“WE SERVE the campus community, and need to know how they want to be served,” Canlas said. “This is a nice forum to voice opinions. I am very pleased people come and tell us.”

THE NEXT forum is slated for Wednesday, April 16 from 3-5 p.m. Location to be determined.

TOPICS OF recent concern and action for the committee include:
  • Analyzing the disparity of front-line student services staff compared to the student population. Canlas noted that staff serving students in front-line positions have not reflected the size of the Asian and Asian American student population.
  • Reviewing marketing for recruitment for a diverse pool of employees.
  • Researching diversity of the Civil Service employee pool.
  • Supporting the need for more space for the Asian American Resource and Cultural Center.  Despite a recent expansion, the space is proving small for the number of users it attracts, Canlas reported.
  • Discussing the cultural issues of mental health concerns. A first-aid training was held in December, and Canlas anticipates additional education programs in the future.
  • Discussion of the promotion and tenure process for faculty members.
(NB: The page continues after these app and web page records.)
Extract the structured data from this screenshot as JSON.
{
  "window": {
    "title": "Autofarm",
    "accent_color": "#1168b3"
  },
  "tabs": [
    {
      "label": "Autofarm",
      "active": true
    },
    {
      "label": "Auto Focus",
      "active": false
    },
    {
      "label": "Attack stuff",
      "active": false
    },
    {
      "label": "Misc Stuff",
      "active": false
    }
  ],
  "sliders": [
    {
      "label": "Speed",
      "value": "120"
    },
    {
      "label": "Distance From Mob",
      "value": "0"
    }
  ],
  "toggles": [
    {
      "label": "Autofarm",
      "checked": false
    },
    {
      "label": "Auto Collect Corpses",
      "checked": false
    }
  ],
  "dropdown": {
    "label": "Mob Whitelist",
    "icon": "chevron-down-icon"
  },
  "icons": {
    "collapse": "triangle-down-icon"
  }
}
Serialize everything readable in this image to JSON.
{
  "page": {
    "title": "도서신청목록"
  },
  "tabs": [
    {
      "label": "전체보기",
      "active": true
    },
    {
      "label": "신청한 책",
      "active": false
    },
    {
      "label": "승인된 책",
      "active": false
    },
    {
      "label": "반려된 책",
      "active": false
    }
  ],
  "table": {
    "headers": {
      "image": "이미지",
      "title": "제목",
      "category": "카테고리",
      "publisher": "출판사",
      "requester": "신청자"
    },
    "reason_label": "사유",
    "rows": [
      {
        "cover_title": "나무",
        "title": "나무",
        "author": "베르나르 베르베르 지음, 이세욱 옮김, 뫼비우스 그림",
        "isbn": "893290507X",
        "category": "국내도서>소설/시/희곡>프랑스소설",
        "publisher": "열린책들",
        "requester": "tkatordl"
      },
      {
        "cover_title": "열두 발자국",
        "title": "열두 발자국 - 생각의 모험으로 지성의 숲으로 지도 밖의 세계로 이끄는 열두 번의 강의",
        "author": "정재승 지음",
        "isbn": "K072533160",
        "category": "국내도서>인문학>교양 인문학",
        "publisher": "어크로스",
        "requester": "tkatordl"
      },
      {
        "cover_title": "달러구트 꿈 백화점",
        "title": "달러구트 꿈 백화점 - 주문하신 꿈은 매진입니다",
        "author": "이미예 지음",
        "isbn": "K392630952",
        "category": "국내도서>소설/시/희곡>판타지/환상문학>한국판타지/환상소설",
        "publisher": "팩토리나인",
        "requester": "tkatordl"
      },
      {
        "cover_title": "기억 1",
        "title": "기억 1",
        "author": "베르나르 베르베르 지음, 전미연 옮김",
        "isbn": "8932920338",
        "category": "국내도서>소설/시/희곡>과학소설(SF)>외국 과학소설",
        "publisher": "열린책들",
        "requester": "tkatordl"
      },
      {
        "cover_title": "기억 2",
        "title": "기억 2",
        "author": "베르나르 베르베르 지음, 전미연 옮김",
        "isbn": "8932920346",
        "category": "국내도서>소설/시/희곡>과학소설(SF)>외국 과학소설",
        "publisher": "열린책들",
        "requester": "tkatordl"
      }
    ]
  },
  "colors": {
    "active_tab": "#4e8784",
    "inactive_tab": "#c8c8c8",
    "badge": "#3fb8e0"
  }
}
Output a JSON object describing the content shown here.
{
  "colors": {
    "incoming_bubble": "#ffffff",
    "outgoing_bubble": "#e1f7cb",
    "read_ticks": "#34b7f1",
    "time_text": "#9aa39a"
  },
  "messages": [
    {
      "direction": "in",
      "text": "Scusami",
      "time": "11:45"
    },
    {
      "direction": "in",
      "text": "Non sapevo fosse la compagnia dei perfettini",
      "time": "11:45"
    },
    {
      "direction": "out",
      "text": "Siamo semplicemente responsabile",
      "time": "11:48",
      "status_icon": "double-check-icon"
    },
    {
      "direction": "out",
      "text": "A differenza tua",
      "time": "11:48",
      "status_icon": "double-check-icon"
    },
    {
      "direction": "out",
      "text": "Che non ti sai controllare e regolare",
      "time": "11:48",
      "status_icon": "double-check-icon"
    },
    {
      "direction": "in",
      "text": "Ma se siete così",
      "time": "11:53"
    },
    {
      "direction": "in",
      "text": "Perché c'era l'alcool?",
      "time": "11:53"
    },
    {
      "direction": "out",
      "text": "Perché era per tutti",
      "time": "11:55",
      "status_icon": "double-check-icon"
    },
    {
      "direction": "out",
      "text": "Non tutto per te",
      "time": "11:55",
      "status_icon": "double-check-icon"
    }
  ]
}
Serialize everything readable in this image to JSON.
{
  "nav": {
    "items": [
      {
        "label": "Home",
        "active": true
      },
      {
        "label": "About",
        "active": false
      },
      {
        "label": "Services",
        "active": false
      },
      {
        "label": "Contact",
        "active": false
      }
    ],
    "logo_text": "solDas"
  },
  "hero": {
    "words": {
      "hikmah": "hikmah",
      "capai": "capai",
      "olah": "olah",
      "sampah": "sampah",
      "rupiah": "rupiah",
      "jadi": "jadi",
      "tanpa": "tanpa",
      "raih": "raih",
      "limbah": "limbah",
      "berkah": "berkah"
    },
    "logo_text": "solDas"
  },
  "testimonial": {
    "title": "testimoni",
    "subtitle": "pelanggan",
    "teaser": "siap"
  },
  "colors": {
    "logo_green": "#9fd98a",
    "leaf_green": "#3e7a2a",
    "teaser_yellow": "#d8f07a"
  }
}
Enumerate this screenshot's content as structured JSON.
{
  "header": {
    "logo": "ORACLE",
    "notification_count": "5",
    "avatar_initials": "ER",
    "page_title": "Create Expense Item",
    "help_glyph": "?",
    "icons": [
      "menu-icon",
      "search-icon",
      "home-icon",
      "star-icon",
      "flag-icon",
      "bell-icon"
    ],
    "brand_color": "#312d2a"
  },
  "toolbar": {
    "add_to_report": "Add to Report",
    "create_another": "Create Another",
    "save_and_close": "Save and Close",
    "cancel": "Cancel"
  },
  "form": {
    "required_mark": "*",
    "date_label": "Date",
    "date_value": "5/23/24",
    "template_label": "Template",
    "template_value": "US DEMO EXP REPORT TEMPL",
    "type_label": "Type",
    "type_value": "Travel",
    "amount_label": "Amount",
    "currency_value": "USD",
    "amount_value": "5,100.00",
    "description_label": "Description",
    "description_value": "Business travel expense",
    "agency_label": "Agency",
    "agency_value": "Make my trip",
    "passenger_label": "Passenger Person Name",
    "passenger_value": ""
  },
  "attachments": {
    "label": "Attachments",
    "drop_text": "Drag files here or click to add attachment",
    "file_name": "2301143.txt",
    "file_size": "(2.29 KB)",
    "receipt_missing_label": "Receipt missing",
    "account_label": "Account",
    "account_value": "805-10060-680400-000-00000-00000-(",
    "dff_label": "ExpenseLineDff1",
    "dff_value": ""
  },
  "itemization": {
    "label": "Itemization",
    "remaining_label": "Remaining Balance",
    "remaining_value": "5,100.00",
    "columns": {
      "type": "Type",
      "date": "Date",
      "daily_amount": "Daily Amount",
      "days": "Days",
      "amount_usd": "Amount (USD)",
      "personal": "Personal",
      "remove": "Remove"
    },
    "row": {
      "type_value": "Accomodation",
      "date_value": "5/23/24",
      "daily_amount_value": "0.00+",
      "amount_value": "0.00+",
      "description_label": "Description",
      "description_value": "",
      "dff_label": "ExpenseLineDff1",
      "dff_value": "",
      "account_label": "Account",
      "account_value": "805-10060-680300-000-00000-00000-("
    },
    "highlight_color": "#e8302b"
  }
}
“I THINK just like any other ethnic and racial group on campus, Asian Americans are integral to the University’s identity,” Canlas said.  “We are unique, and the breadth of diversity is incredible here. I am proud the Chancellor’s Committee on the Status of Asian Americans has been able to develop a firm identity for Asian Americans on campus. We display the importance of our role here, and in doing so, bring our community together. At UIC, we can all be proud of who we are. We come together to do great things on this campus.” 

FOR MORE details about the committee or to attend a monthly meeting, visit  http://www.uic.edu/depts/ccsaa/index.html.


Pension, Retirement Information Available

APAC AND SUAA (State Universities Annuitants’ Association) publish UIC Retirement Matters at http://uicretirement.blogspot.com/. The blog contains information on pension reform, pension lawsuits, appointment limit waivers, employee unions, and more.


Editor’s Note: “The Continuing Crisis” is a section of APAC News which links to news pertinent to the State budget crisis and other financial matters as they affect the University and Academic Professionals. These news outlets are not affiliated with or endorsed by APAC.

PENSION OVERHAUL savings will barely dent Illinois’ fiscal woes, say University researchers. WBEZ, Jan. 20, 2014: http://www.wbez.org/news/study-pension-savings-barely-dent-illinois-fiscal-woes-109547.

UNIVERSITY WILL look at ways to make up pension cuts to staff, faculty. Associated Press, Jan. 23, 2014: http://legalnews.findlaw.com/article/2cc2a2116c505b613b9a82b1aa4a6784.

WE ARE One Illinois files suit to overturn pension cuts law. We Are One Illinois, Jan. 28, 2014: http://www.weareoneillinois.org/news/we-are-one-illinois-files-suit-to-overturn-pension-theft-law.

Vol. 7, No. 2, February 2014

ISSN 1946-1860
Editor: William S. Bike
Staff: Neal Lorenzi, Gail Mansfield, Susan S. Stevens, Monica M. Walk
Chair: Michael Moss
Vice Chair: Ahlam Al-Kodmany
Secretary: Mary Berta
Treasurer: Agnes Kawalec
Web Chair: Jeff Alcantar